A study from the Universities of Leeds and Birmingham shows that vaccine hesitancy was greatest among people from lower socio-economic and ethnic minority backgrounds. The researchers recommend a review of public health messaging, with a focus on tailoring health promotion advice to these groups and greater effort placed in improving trust in public sector officials and in the Government.

The research showed that during the period immediately prior to the UK’s COVID vaccine roll-out in December 2020, more than 11% of adults said they were unwilling to take a COVID vaccine.

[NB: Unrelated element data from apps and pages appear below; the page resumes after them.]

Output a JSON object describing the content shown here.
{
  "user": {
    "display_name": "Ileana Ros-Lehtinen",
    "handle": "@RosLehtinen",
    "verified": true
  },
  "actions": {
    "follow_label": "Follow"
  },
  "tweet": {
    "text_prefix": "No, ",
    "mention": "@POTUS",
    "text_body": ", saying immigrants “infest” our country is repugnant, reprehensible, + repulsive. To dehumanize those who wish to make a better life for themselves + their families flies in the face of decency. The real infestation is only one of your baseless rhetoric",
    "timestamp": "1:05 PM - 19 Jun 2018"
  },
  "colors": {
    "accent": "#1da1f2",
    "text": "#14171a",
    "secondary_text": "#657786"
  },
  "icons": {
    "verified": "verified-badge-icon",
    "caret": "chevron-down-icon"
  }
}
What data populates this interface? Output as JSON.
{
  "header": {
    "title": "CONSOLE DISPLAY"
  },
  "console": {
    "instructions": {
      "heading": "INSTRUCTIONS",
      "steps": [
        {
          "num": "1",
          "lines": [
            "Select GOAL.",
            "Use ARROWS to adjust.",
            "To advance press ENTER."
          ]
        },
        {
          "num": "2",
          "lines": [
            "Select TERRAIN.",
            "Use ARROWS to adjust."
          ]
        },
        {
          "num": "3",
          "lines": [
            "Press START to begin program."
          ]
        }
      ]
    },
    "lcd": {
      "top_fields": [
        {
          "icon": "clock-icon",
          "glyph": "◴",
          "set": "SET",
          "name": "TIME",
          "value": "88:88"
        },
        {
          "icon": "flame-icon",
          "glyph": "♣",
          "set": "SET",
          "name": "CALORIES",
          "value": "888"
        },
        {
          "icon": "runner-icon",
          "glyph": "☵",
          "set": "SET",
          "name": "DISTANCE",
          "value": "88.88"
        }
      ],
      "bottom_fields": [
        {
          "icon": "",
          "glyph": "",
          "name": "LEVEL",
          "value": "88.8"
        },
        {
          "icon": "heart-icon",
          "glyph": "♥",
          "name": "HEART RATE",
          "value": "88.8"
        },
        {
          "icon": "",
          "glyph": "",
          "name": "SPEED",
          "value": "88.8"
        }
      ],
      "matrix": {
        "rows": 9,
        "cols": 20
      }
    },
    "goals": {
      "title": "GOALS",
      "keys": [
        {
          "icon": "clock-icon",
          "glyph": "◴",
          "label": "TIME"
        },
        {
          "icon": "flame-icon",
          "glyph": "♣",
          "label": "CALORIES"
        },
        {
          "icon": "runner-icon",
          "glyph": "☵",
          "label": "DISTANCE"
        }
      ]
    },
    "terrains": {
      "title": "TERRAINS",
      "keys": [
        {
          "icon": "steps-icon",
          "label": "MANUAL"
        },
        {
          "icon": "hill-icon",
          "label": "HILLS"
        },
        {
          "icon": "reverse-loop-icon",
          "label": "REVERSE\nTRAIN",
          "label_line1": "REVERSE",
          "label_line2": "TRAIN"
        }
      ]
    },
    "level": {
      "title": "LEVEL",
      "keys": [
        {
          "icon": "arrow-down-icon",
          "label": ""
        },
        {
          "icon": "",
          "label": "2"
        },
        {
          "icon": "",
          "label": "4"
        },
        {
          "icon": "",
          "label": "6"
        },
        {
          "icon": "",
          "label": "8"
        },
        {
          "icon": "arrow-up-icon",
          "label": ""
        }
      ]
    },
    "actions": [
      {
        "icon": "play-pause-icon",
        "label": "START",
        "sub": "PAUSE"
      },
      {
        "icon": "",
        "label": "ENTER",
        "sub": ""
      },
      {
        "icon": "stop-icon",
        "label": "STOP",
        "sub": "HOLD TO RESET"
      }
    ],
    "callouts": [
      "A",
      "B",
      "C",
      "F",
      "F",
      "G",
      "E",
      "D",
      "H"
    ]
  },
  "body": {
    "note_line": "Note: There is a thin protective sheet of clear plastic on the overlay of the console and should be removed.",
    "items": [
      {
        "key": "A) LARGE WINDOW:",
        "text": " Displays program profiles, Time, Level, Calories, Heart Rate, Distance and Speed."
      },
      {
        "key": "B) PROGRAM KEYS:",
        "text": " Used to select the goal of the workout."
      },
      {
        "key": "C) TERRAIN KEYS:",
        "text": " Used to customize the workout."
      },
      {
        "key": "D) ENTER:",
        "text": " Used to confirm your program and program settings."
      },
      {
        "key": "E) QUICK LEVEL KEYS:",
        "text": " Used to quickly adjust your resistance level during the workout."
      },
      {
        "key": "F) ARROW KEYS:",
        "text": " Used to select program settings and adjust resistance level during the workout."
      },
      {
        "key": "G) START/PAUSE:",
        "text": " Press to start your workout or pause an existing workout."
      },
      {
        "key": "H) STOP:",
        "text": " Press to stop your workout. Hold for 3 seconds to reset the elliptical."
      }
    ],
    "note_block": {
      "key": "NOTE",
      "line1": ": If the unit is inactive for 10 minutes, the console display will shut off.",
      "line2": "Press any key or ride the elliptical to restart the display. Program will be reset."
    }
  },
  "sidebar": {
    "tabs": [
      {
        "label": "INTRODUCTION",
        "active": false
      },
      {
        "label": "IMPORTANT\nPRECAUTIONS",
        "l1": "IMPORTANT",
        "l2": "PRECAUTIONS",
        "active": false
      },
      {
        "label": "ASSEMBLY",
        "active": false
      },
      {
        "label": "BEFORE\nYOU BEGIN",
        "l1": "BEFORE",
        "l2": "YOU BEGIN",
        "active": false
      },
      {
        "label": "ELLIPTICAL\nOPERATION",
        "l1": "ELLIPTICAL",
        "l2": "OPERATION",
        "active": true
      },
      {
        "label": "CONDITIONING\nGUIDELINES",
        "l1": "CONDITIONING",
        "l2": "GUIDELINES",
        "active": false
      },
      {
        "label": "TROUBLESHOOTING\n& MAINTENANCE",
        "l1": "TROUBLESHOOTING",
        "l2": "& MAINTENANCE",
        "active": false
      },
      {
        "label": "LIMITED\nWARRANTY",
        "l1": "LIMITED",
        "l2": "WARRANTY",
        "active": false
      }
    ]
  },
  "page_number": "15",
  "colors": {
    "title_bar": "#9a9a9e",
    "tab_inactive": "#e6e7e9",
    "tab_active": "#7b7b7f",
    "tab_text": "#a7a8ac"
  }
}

Vaccine hesitancy was not spread evenly across the population: it was lowest among white people, with 9% stating that they did not want a COVID vaccine, while 50% of black people said that they didn’t want to receive a vaccine. 

Vaccine hesitancy was also high in other parts of the population: 28% of South Asian and 17% of other Asian respondents said they were unwilling to be vaccinated.

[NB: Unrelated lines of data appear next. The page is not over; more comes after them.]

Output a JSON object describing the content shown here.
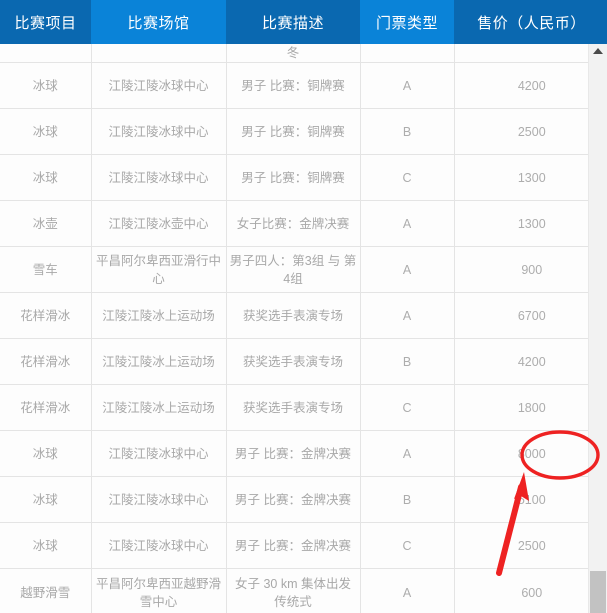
{
  "table": {
    "columns": [
      {
        "label": "比赛项目",
        "style": "dark"
      },
      {
        "label": "比赛场馆",
        "style": "light"
      },
      {
        "label": "比赛描述",
        "style": "dark"
      },
      {
        "label": "门票类型",
        "style": "light"
      },
      {
        "label": "售价（人民币）",
        "style": "dark"
      }
    ],
    "partial_row": {
      "event": "",
      "venue": "",
      "description": "冬",
      "ticket_type": "",
      "price": ""
    },
    "rows": [
      {
        "event": "冰球",
        "venue": "江陵江陵冰球中心",
        "description": "男子 比赛：铜牌赛",
        "ticket_type": "A",
        "price": "4200"
      },
      {
        "event": "冰球",
        "venue": "江陵江陵冰球中心",
        "description": "男子 比赛：铜牌赛",
        "ticket_type": "B",
        "price": "2500"
      },
      {
        "event": "冰球",
        "venue": "江陵江陵冰球中心",
        "description": "男子 比赛：铜牌赛",
        "ticket_type": "C",
        "price": "1300"
      },
      {
        "event": "冰壶",
        "venue": "江陵江陵冰壶中心",
        "description": "女子比赛：金牌决赛",
        "ticket_type": "A",
        "price": "1300"
      },
      {
        "event": "雪车",
        "venue": "平昌阿尔卑西亚滑行中心",
        "description": "男子四人：第3组 与 第4组",
        "ticket_type": "A",
        "price": "900"
      },
      {
        "event": "花样滑冰",
        "venue": "江陵江陵冰上运动场",
        "description": "获奖选手表演专场",
        "ticket_type": "A",
        "price": "6700"
      },
      {
        "event": "花样滑冰",
        "venue": "江陵江陵冰上运动场",
        "description": "获奖选手表演专场",
        "ticket_type": "B",
        "price": "4200"
      },
      {
        "event": "花样滑冰",
        "venue": "江陵江陵冰上运动场",
        "description": "获奖选手表演专场",
        "ticket_type": "C",
        "price": "1800"
      },
      {
        "event": "冰球",
        "venue": "江陵江陵冰球中心",
        "description": "男子 比赛：金牌决赛",
        "ticket_type": "A",
        "price": "8000",
        "highlighted": true
      },
      {
        "event": "冰球",
        "venue": "江陵江陵冰球中心",
        "description": "男子 比赛：金牌决赛",
        "ticket_type": "B",
        "price": "5100"
      },
      {
        "event": "冰球",
        "venue": "江陵江陵冰球中心",
        "description": "男子 比赛：金牌决赛",
        "ticket_type": "C",
        "price": "2500"
      },
      {
        "event": "越野滑雪",
        "venue": "平昌阿尔卑西亚越野滑雪中心",
        "description": "女子 30 km 集体出发 传统式",
        "ticket_type": "A",
        "price": "600",
        "tall": true
      }
    ]
  },
  "annotations": {
    "ellipse": {
      "target_value": "8000",
      "color": "#ee2222"
    },
    "arrow": {
      "color": "#ee2222"
    }
  },
  "scrollbar": {
    "up_arrow_icon": "scroll-up-arrow-icon",
    "thumb_color": "#c2c2c2"
  },
  "colors": {
    "header_dark": "#0a68b0",
    "header_light": "#0a83d8",
    "grid": "#e4e4e4",
    "text": "#a8a8a8",
    "annotation_red": "#ee2222"
  }
}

Dr Kausik Chaudhuri, Senior Lecturer in Economics, Leeds University Business School and lead author of the study said:

Our study shows that hesitancy is at least partly driven by people feeling disenfranchised by the state or not trusting government personnel.

“When we analysed data from the UK Household Longitudinal Study, we found that participants who agreed or strongly agreed with the statement that “public officials don’t care”, or who felt that they “don’t have a say in what government does”, were least likely to want to get vaccinated. It is worth noting that their responses were not based on how the government had been managing the pandemic. Rather, they can be interpreted as a reflection of peoples’ overall faith in public institutions, irrespective of COVID.”

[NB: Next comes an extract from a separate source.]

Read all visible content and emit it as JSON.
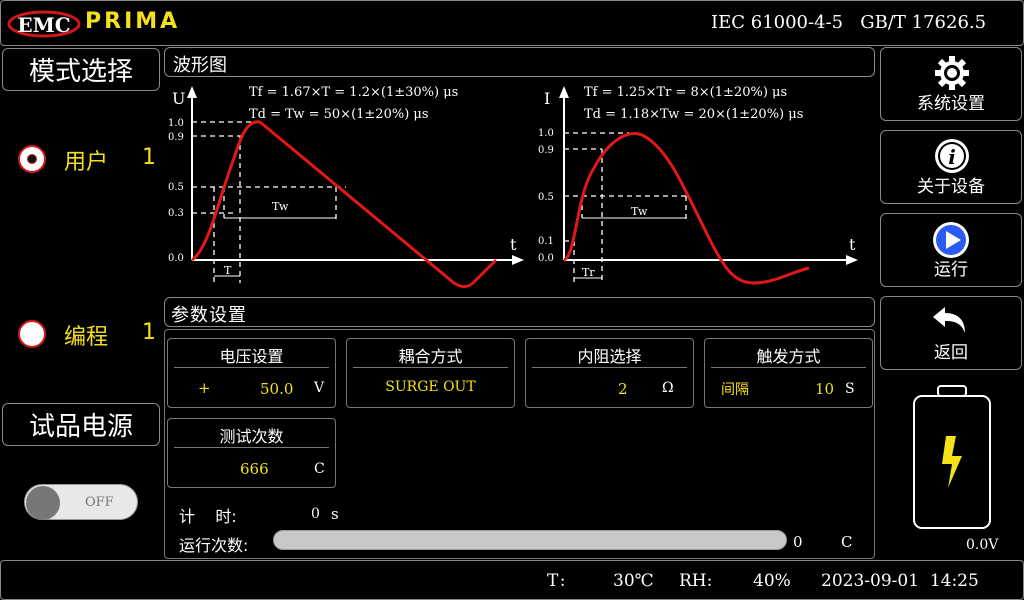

Even though rates of declared vaccine hesitancy have since fallen, the research suggests that the general trends have been borne out over the past year across every age group: COVID vaccine uptake has been highest among white people and lowest among black people, with the difference often a sizable gap of around 20 percentage points.

Among those eligible for the vaccine, the uptake of booster doses has also been low among non-white groups.

The research also showed that:

  • Clinically-vulnerable respondents were more willing to take a COVID jab.
  • Self-employed people were less willing to get vaccinated compared to employed people.
  • Respondents who said that they felt positive about their financial wellbeing were almost three times as likely to be willing to take a vaccine compared to those felt they were just getting by or struggling.

Siddhartha Bandyopadhyay, Professor of Economics from the University of Birmingham and co-author of the study, said:

Building trust in the public sector and government are essential to improving uptake amongst groups who are most at risk from COVID. Public sector officials along with the government need to look at new and innovative ways to engage with citizens as well as be transparent in their communication to refute fake news related to vaccines.

“Similarly, it is imperative that politicians and officials maintain high ethical standards during times of emergency like the pandemic when there is reduced oversight.

“It hasn't helped in the UK where we see media reports of parties being held at Downing Street in the middle of lockdowns along with claims of the government breaking the law in the awarding of PPE contracts, which has only lowered public trust in officials. During a period when new COVID-19 variants are on the horizon, the focus should be on clear public health messages around vaccination, rather than what is making headlines in this regard.”


COVID‑19 vaccine hesitancy in the UK: a longitudinal household cross‑sectional study - Dr Kausik Chaudhuri, Dr Anindita Chakrabarti, Dr Joht Singh Chandan and Professor Siddhartha Bandyopadhyay is available online.

A Conversation article on the research paper was also published.

For more information contact: Guy Dixon, Media Relations, Leeds University Business School -

About Leeds University Business School

Leeds University Business School is one of a small number of schools worldwide to be triple-accredited by AACSB, AMBA and EQUIS. We deliver undergraduate, masters, MBA, PhD, executive and professional education and online study, to over 5000 students from around 100 countries.  We are a top ten business and management research institution, according to the 2014 Research Excellence Framework (REF).  The School is a faculty of the University of Leeds, one of the leading higher education institutions in the UK.

About the University of Birmingham

Ranked among the world’s leading universities, the University of Birmingham collaborates with partners across the world to produce ground-breaking research, deliver innovative teaching, and create opportunities for students and staff to gain international experience.